What this task involves - Each entry, in full: copy it out exactly.
*** Opening of Data for the task ***
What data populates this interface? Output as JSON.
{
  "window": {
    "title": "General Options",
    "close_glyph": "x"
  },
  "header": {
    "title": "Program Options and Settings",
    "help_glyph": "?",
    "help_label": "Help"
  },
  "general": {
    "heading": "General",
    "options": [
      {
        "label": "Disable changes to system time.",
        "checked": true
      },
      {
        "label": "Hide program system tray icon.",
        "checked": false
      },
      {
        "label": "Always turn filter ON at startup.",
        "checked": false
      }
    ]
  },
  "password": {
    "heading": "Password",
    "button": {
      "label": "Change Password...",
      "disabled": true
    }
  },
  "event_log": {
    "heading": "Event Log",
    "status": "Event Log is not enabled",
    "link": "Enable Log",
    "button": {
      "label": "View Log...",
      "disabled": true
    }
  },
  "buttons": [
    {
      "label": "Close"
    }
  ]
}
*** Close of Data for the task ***
Response for this exercise -
What data populates this interface? Output as JSON.
{
  "window": {
    "title": "General Options",
    "close_glyph": "x"
  },
  "header": {
    "title": "Program Options and Settings",
    "help_glyph": "?",
    "help_label": "Help"
  },
  "general": {
    "heading": "General",
    "options": [
      {
        "label": "Disable changes to system time.",
        "checked": true
      },
      {
        "label": "Hide program system tray icon.",
        "checked": false
      },
      {
        "label": "Always turn filter ON at startup.",
        "checked": false
      }
    ]
  },
  "password": {
    "heading": "Password",
    "button": {
      "label": "Change Password...",
      "disabled": true
    }
  },
  "event_log": {
    "heading": "Event Log",
    "status": "Event Log is not enabled",
    "link": "Enable Log",
    "button": {
      "label": "View Log...",
      "disabled": true
    }
  },
  "buttons": [
    {
      "label": "Close"
    }
  ]
}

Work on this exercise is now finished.